▶ What you should do
The answer must be an exact copy of the entries below, with no images in it.

::: Available records :::

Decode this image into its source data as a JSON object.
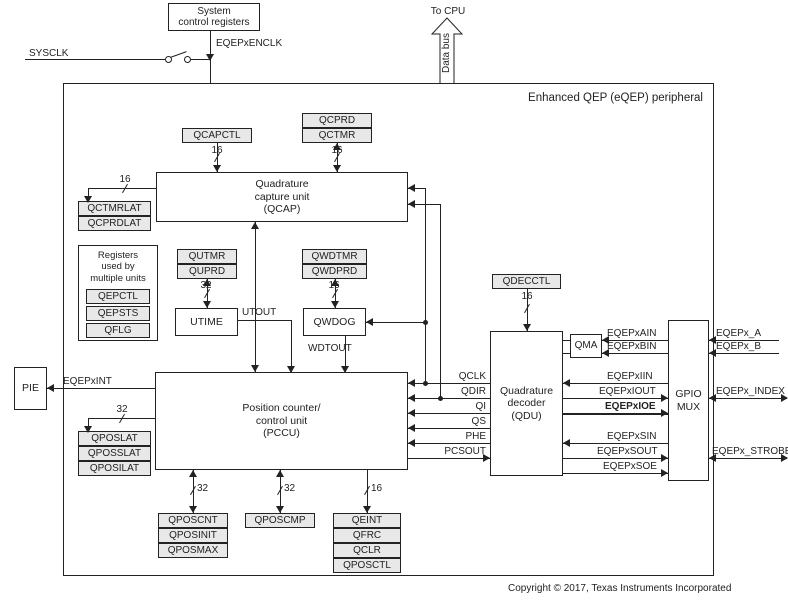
{
  "title": "Enhanced QEP (eQEP) peripheral",
  "top": {
    "sys_ctrl": "System\ncontrol registers",
    "enclk": "EQEPxENCLK",
    "sysclk": "SYSCLK",
    "to_cpu": "To CPU",
    "data_bus": "Data bus"
  },
  "left": {
    "pie": "PIE",
    "eqepxint": "EQEPxINT"
  },
  "qcap": {
    "title": "Quadrature\ncapture unit\n(QCAP)",
    "qcapctl": "QCAPCTL",
    "qcprd": "QCPRD",
    "qctmr": "QCTMR",
    "w_qcapctl": "16",
    "w_qctmr": "16",
    "qctmrlat": "QCTMRLAT",
    "qcprdlat": "QCPRDLAT",
    "w_lat": "16"
  },
  "utime": {
    "title": "UTIME",
    "qutmr": "QUTMR",
    "quprd": "QUPRD",
    "w": "32",
    "utout": "UTOUT"
  },
  "qwdog": {
    "title": "QWDOG",
    "qwdtmr": "QWDTMR",
    "qwdprd": "QWDPRD",
    "w": "16",
    "wdtout": "WDTOUT"
  },
  "shared_regs": {
    "title": "Registers\nused by\nmultiple units",
    "qepctl": "QEPCTL",
    "qepsts": "QEPSTS",
    "qflg": "QFLG"
  },
  "pccu": {
    "title": "Position counter/\ncontrol unit\n(PCCU)",
    "w_lat": "32",
    "qposlat": "QPOSLAT",
    "qposslat": "QPOSSLAT",
    "qposilat": "QPOSILAT",
    "w_cnt": "32",
    "qposcnt": "QPOSCNT",
    "qposinit": "QPOSINIT",
    "qposmax": "QPOSMAX",
    "w_cmp": "32",
    "qposcmp": "QPOSCMP",
    "w_qeint": "16",
    "qeint": "QEINT",
    "qfrc": "QFRC",
    "qclr": "QCLR",
    "qposctl": "QPOSCTL"
  },
  "qdu": {
    "title": "Quadrature\ndecoder\n(QDU)",
    "qdecctl": "QDECCTL",
    "w": "16",
    "qma": "QMA"
  },
  "signals_mid": {
    "qclk": "QCLK",
    "qdir": "QDIR",
    "qi": "QI",
    "qs": "QS",
    "phe": "PHE",
    "pcsout": "PCSOUT"
  },
  "signals_right": {
    "ain": "EQEPxAIN",
    "bin": "EQEPxBIN",
    "iin": "EQEPxIIN",
    "iout": "EQEPxIOUT",
    "ioe": "EQEPxIOE",
    "sin": "EQEPxSIN",
    "sout": "EQEPxSOUT",
    "soe": "EQEPxSOE"
  },
  "gpio": {
    "title": "GPIO\nMUX",
    "a": "EQEPx_A",
    "b": "EQEPx_B",
    "index": "EQEPx_INDEX",
    "strobe": "EQEPx_STROBE"
  },
  "copyright": "Copyright © 2017, Texas Instruments Incorporated"
}
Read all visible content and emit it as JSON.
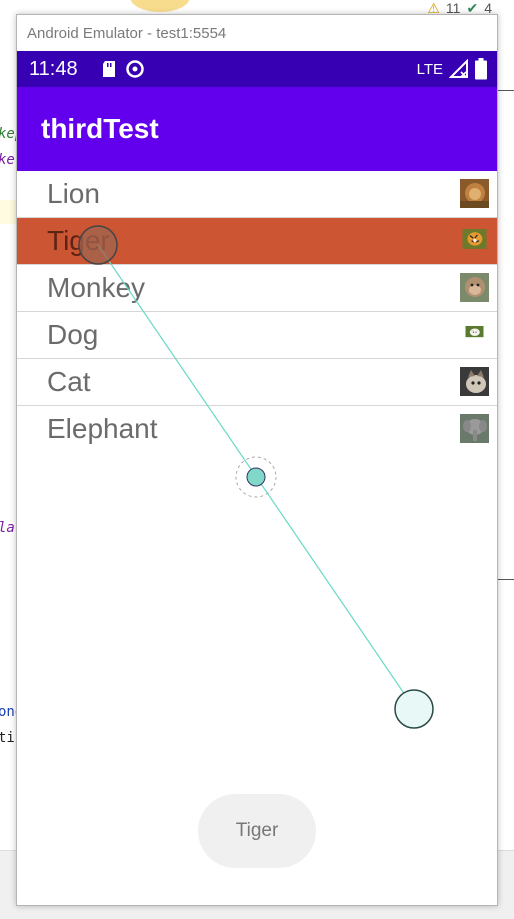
{
  "ide": {
    "warnings_count": "11",
    "checks_count": "4",
    "code_fragments": [
      "kep",
      "ke",
      "la",
      "ong",
      "ti"
    ]
  },
  "emulator": {
    "window_title": "Android Emulator - test1:5554"
  },
  "status_bar": {
    "time": "11:48",
    "network": "LTE",
    "color": "#3700b3"
  },
  "app_bar": {
    "title": "thirdTest",
    "color": "#6200ee"
  },
  "list": {
    "items": [
      {
        "label": "Lion",
        "icon": "lion-thumbnail",
        "selected": false
      },
      {
        "label": "Tiger",
        "icon": "tiger-thumbnail",
        "selected": true
      },
      {
        "label": "Monkey",
        "icon": "monkey-thumbnail",
        "selected": false
      },
      {
        "label": "Dog",
        "icon": "dog-thumbnail",
        "selected": false
      },
      {
        "label": "Cat",
        "icon": "cat-thumbnail",
        "selected": false
      },
      {
        "label": "Elephant",
        "icon": "elephant-thumbnail",
        "selected": false
      }
    ],
    "selected_color": "#cc5533"
  },
  "toast": {
    "text": "Tiger"
  }
}
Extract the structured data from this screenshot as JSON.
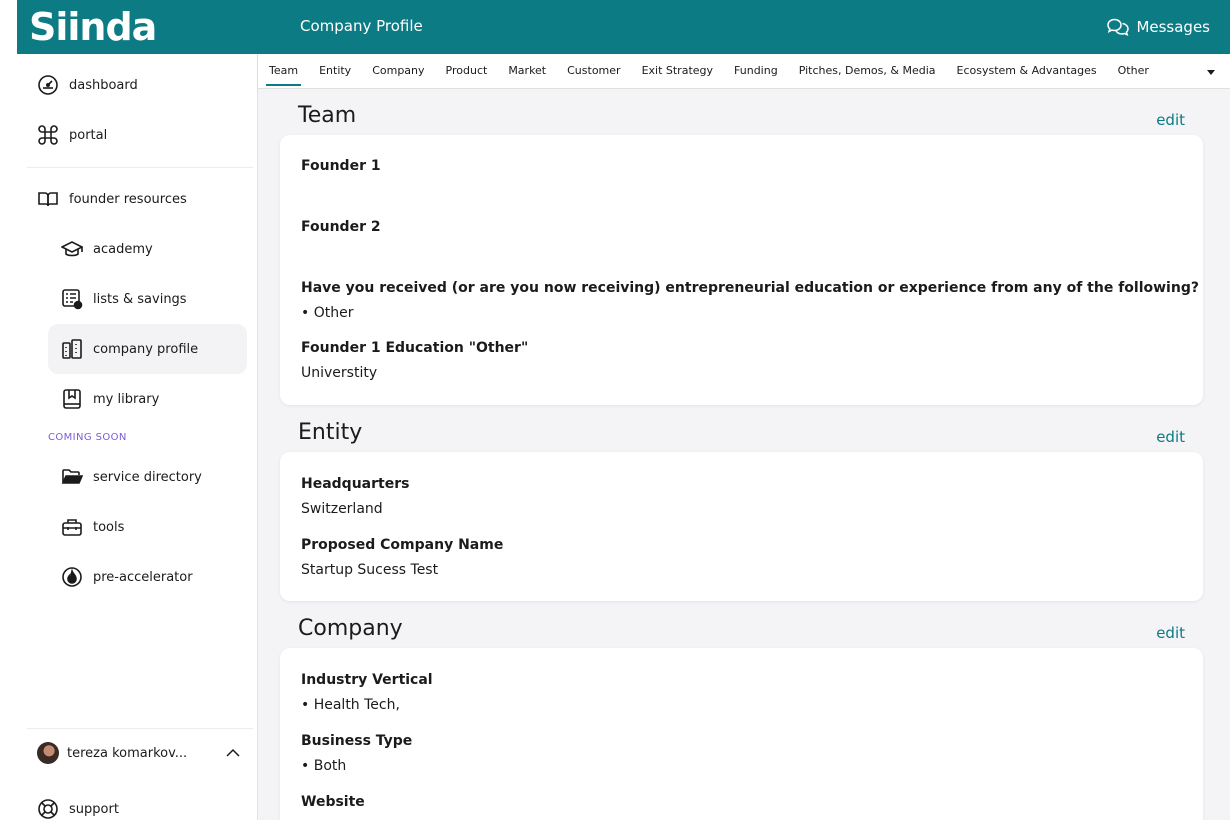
{
  "app": {
    "logo": "Siinda",
    "page_heading": "Company Profile",
    "messages_label": "Messages"
  },
  "sidebar": {
    "items": [
      {
        "label": "dashboard"
      },
      {
        "label": "portal"
      },
      {
        "label": "founder resources"
      },
      {
        "label": "academy"
      },
      {
        "label": "lists & savings"
      },
      {
        "label": "company profile"
      },
      {
        "label": "my library"
      },
      {
        "label": "service directory"
      },
      {
        "label": "tools"
      },
      {
        "label": "pre-accelerator"
      }
    ],
    "coming_soon": "COMING SOON",
    "user_name": "tereza komarkov...",
    "support": "support"
  },
  "tabs": [
    "Team",
    "Entity",
    "Company",
    "Product",
    "Market",
    "Customer",
    "Exit Strategy",
    "Funding",
    "Pitches, Demos, & Media",
    "Ecosystem & Advantages",
    "Other"
  ],
  "sections": {
    "team": {
      "title": "Team",
      "edit": "edit",
      "founder1": "Founder 1",
      "founder2": "Founder 2",
      "education_q": "Have you received (or are you now receiving) entrepreneurial education or experience from any of the following?",
      "education_a": "• Other",
      "other_q": "Founder 1 Education \"Other\"",
      "other_a": "Universtity"
    },
    "entity": {
      "title": "Entity",
      "edit": "edit",
      "hq_q": "Headquarters",
      "hq_a": "Switzerland",
      "name_q": "Proposed Company Name",
      "name_a": "Startup Sucess Test"
    },
    "company": {
      "title": "Company",
      "edit": "edit",
      "industry_q": "Industry Vertical",
      "industry_a": "• Health Tech,",
      "btype_q": "Business Type",
      "btype_a": "• Both",
      "website_q": "Website"
    }
  },
  "colors": {
    "brand": "#0c7b84",
    "coming_soon": "#7b5cd6",
    "content_bg": "#f4f3f6"
  }
}
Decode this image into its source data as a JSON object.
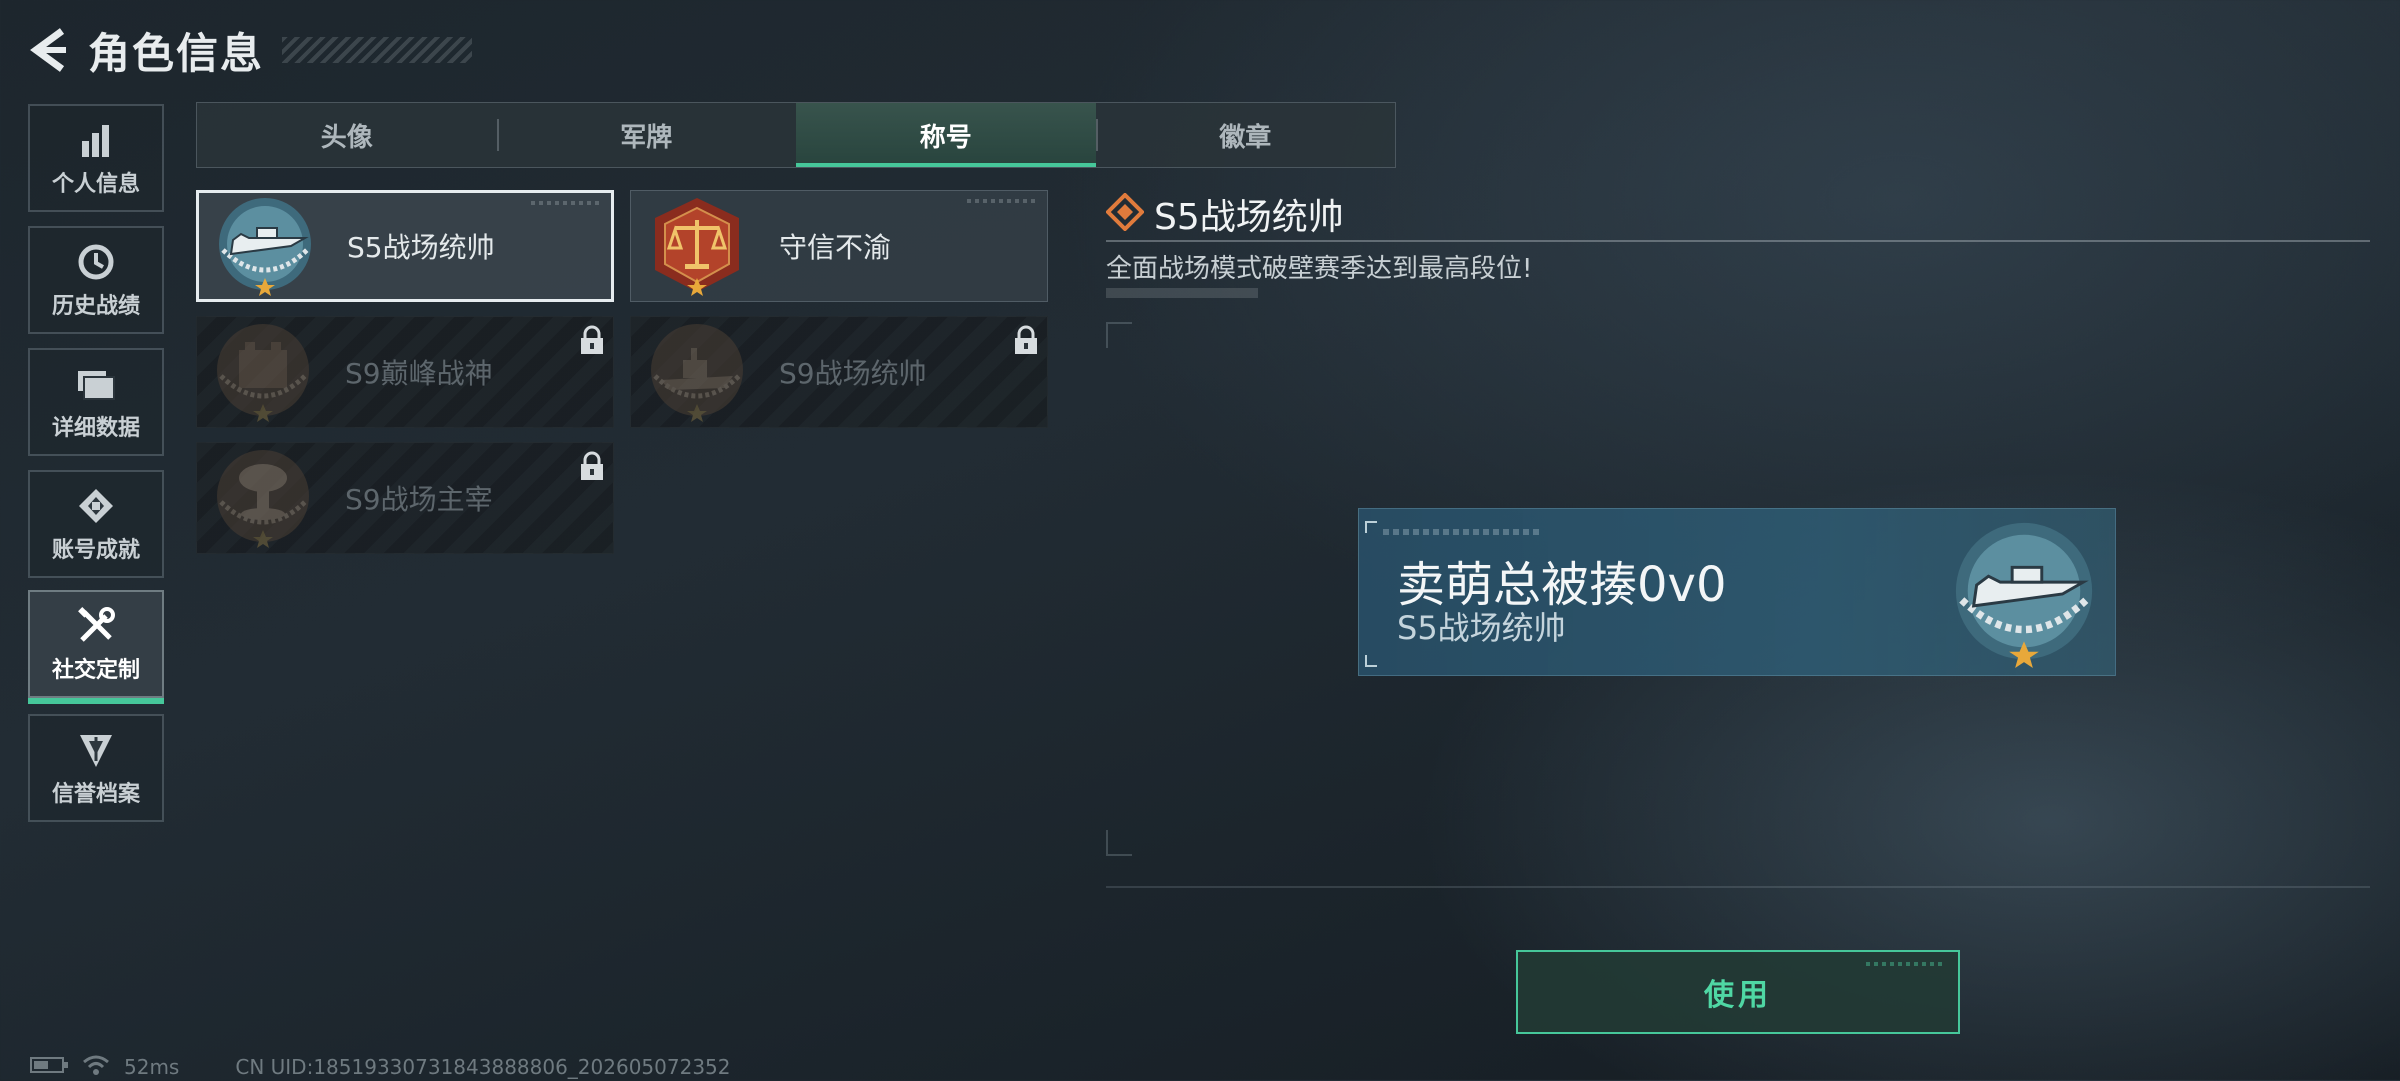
{
  "header": {
    "title": "角色信息"
  },
  "sidebar": {
    "items": [
      {
        "label": "个人信息",
        "icon": "bar-chart-icon",
        "active": false
      },
      {
        "label": "历史战绩",
        "icon": "clock-icon",
        "active": false
      },
      {
        "label": "详细数据",
        "icon": "folder-icon",
        "active": false
      },
      {
        "label": "账号成就",
        "icon": "achievement-icon",
        "active": false
      },
      {
        "label": "社交定制",
        "icon": "tools-icon",
        "active": true
      },
      {
        "label": "信誉档案",
        "icon": "reputation-icon",
        "active": false
      }
    ]
  },
  "tabs": [
    {
      "label": "头像",
      "active": false
    },
    {
      "label": "军牌",
      "active": false
    },
    {
      "label": "称号",
      "active": true
    },
    {
      "label": "徽章",
      "active": false
    }
  ],
  "title_cards": [
    {
      "label": "S5战场统帅",
      "emblem": "speedboat-emblem-icon",
      "locked": false,
      "selected": true
    },
    {
      "label": "守信不渝",
      "emblem": "scales-emblem-icon",
      "locked": false,
      "selected": false
    },
    {
      "label": "S9巅峰战神",
      "emblem": "fortress-emblem-icon",
      "locked": true,
      "selected": false
    },
    {
      "label": "S9战场统帅",
      "emblem": "warship-emblem-icon",
      "locked": true,
      "selected": false
    },
    {
      "label": "S9战场主宰",
      "emblem": "mushroom-cloud-emblem-icon",
      "locked": true,
      "selected": false
    }
  ],
  "detail": {
    "title": "S5战场统帅",
    "description": "全面战场模式破壁赛季达到最高段位!"
  },
  "preview": {
    "player_name": "卖萌总被揍0v0",
    "title": "S5战场统帅"
  },
  "use_button": {
    "label": "使用"
  },
  "status": {
    "latency": "52ms",
    "uid": "CN UID:18519330731843888806_202605072352"
  },
  "colors": {
    "accent_green": "#46c79a",
    "use_button_text": "#4fd7a4",
    "star_gold": "#e8a83a",
    "diamond_orange": "#e07b3c"
  }
}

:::

▶ Written response
Decode this image into its source data as a JSON object.
{
  "title": "Enhanced QEP (eQEP) peripheral",
  "top": {
    "sys_ctrl": "System\ncontrol registers",
    "enclk": "EQEPxENCLK",
    "sysclk": "SYSCLK",
    "to_cpu": "To CPU",
    "data_bus": "Data bus"
  },
  "left": {
    "pie": "PIE",
    "eqepxint": "EQEPxINT"
  },
  "qcap": {
    "title": "Quadrature\ncapture unit\n(QCAP)",
    "qcapctl": "QCAPCTL",
    "qcprd": "QCPRD",
    "qctmr": "QCTMR",
    "w_qcapctl": "16",
    "w_qctmr": "16",
    "qctmrlat": "QCTMRLAT",
    "qcprdlat": "QCPRDLAT",
    "w_lat": "16"
  },
  "utime": {
    "title": "UTIME",
    "qutmr": "QUTMR",
    "quprd": "QUPRD",
    "w": "32",
    "utout": "UTOUT"
  },
  "qwdog": {
    "title": "QWDOG",
    "qwdtmr": "QWDTMR",
    "qwdprd": "QWDPRD",
    "w": "16",
    "wdtout": "WDTOUT"
  },
  "shared_regs": {
    "title": "Registers\nused by\nmultiple units",
    "qepctl": "QEPCTL",
    "qepsts": "QEPSTS",
    "qflg": "QFLG"
  },
  "pccu": {
    "title": "Position counter/\ncontrol unit\n(PCCU)",
    "w_lat": "32",
    "qposlat": "QPOSLAT",
    "qposslat": "QPOSSLAT",
    "qposilat": "QPOSILAT",
    "w_cnt": "32",
    "qposcnt": "QPOSCNT",
    "qposinit": "QPOSINIT",
    "qposmax": "QPOSMAX",
    "w_cmp": "32",
    "qposcmp": "QPOSCMP",
    "w_qeint": "16",
    "qeint": "QEINT",
    "qfrc": "QFRC",
    "qclr": "QCLR",
    "qposctl": "QPOSCTL"
  },
  "qdu": {
    "title": "Quadrature\ndecoder\n(QDU)",
    "qdecctl": "QDECCTL",
    "w": "16",
    "qma": "QMA"
  },
  "signals_mid": {
    "qclk": "QCLK",
    "qdir": "QDIR",
    "qi": "QI",
    "qs": "QS",
    "phe": "PHE",
    "pcsout": "PCSOUT"
  },
  "signals_right": {
    "ain": "EQEPxAIN",
    "bin": "EQEPxBIN",
    "iin": "EQEPxIIN",
    "iout": "EQEPxIOUT",
    "ioe": "EQEPxIOE",
    "sin": "EQEPxSIN",
    "sout": "EQEPxSOUT",
    "soe": "EQEPxSOE"
  },
  "gpio": {
    "title": "GPIO\nMUX",
    "a": "EQEPx_A",
    "b": "EQEPx_B",
    "index": "EQEPx_INDEX",
    "strobe": "EQEPx_STROBE"
  },
  "copyright": "Copyright © 2017, Texas Instruments Incorporated"
}
Read all visible content and emit it as JSON.
{
  "ide": {
    "warnings_count": "11",
    "checks_count": "4",
    "code_fragments": [
      "kep",
      "ke",
      "la",
      "ong",
      "ti"
    ]
  },
  "emulator": {
    "window_title": "Android Emulator - test1:5554"
  },
  "status_bar": {
    "time": "11:48",
    "network": "LTE",
    "color": "#3700b3"
  },
  "app_bar": {
    "title": "thirdTest",
    "color": "#6200ee"
  },
  "list": {
    "items": [
      {
        "label": "Lion",
        "icon": "lion-thumbnail",
        "selected": false
      },
      {
        "label": "Tiger",
        "icon": "tiger-thumbnail",
        "selected": true
      },
      {
        "label": "Monkey",
        "icon": "monkey-thumbnail",
        "selected": false
      },
      {
        "label": "Dog",
        "icon": "dog-thumbnail",
        "selected": false
      },
      {
        "label": "Cat",
        "icon": "cat-thumbnail",
        "selected": false
      },
      {
        "label": "Elephant",
        "icon": "elephant-thumbnail",
        "selected": false
      }
    ],
    "selected_color": "#cc5533"
  },
  "toast": {
    "text": "Tiger"
  }
}
Extract the structured data from this screenshot as JSON.
{
  "app": {
    "logo": "Siinda",
    "page_heading": "Company Profile",
    "messages_label": "Messages"
  },
  "sidebar": {
    "items": [
      {
        "label": "dashboard"
      },
      {
        "label": "portal"
      },
      {
        "label": "founder resources"
      },
      {
        "label": "academy"
      },
      {
        "label": "lists & savings"
      },
      {
        "label": "company profile"
      },
      {
        "label": "my library"
      },
      {
        "label": "service directory"
      },
      {
        "label": "tools"
      },
      {
        "label": "pre-accelerator"
      }
    ],
    "coming_soon": "COMING SOON",
    "user_name": "tereza komarkov...",
    "support": "support"
  },
  "tabs": [
    "Team",
    "Entity",
    "Company",
    "Product",
    "Market",
    "Customer",
    "Exit Strategy",
    "Funding",
    "Pitches, Demos, & Media",
    "Ecosystem & Advantages",
    "Other"
  ],
  "sections": {
    "team": {
      "title": "Team",
      "edit": "edit",
      "founder1": "Founder 1",
      "founder2": "Founder 2",
      "education_q": "Have you received (or are you now receiving) entrepreneurial education or experience from any of the following?",
      "education_a": "• Other",
      "other_q": "Founder 1 Education \"Other\"",
      "other_a": "Universtity"
    },
    "entity": {
      "title": "Entity",
      "edit": "edit",
      "hq_q": "Headquarters",
      "hq_a": "Switzerland",
      "name_q": "Proposed Company Name",
      "name_a": "Startup Sucess Test"
    },
    "company": {
      "title": "Company",
      "edit": "edit",
      "industry_q": "Industry Vertical",
      "industry_a": "• Health Tech,",
      "btype_q": "Business Type",
      "btype_a": "• Both",
      "website_q": "Website"
    }
  },
  "colors": {
    "brand": "#0c7b84",
    "coming_soon": "#7b5cd6",
    "content_bg": "#f4f3f6"
  }
}
Decode this image into its source data as a JSON object.
{
  "header": {
    "title": "角色信息"
  },
  "sidebar": {
    "items": [
      {
        "label": "个人信息",
        "icon": "bar-chart-icon",
        "active": false
      },
      {
        "label": "历史战绩",
        "icon": "clock-icon",
        "active": false
      },
      {
        "label": "详细数据",
        "icon": "folder-icon",
        "active": false
      },
      {
        "label": "账号成就",
        "icon": "achievement-icon",
        "active": false
      },
      {
        "label": "社交定制",
        "icon": "tools-icon",
        "active": true
      },
      {
        "label": "信誉档案",
        "icon": "reputation-icon",
        "active": false
      }
    ]
  },
  "tabs": [
    {
      "label": "头像",
      "active": false
    },
    {
      "label": "军牌",
      "active": false
    },
    {
      "label": "称号",
      "active": true
    },
    {
      "label": "徽章",
      "active": false
    }
  ],
  "title_cards": [
    {
      "label": "S5战场统帅",
      "emblem": "speedboat-emblem-icon",
      "locked": false,
      "selected": true
    },
    {
      "label": "守信不渝",
      "emblem": "scales-emblem-icon",
      "locked": false,
      "selected": false
    },
    {
      "label": "S9巅峰战神",
      "emblem": "fortress-emblem-icon",
      "locked": true,
      "selected": false
    },
    {
      "label": "S9战场统帅",
      "emblem": "warship-emblem-icon",
      "locked": true,
      "selected": false
    },
    {
      "label": "S9战场主宰",
      "emblem": "mushroom-cloud-emblem-icon",
      "locked": true,
      "selected": false
    }
  ],
  "detail": {
    "title": "S5战场统帅",
    "description": "全面战场模式破壁赛季达到最高段位!"
  },
  "preview": {
    "player_name": "卖萌总被揍0v0",
    "title": "S5战场统帅"
  },
  "use_button": {
    "label": "使用"
  },
  "status": {
    "latency": "52ms",
    "uid": "CN UID:18519330731843888806_202605072352"
  },
  "colors": {
    "accent_green": "#46c79a",
    "use_button_text": "#4fd7a4",
    "star_gold": "#e8a83a",
    "diamond_orange": "#e07b3c"
  }
}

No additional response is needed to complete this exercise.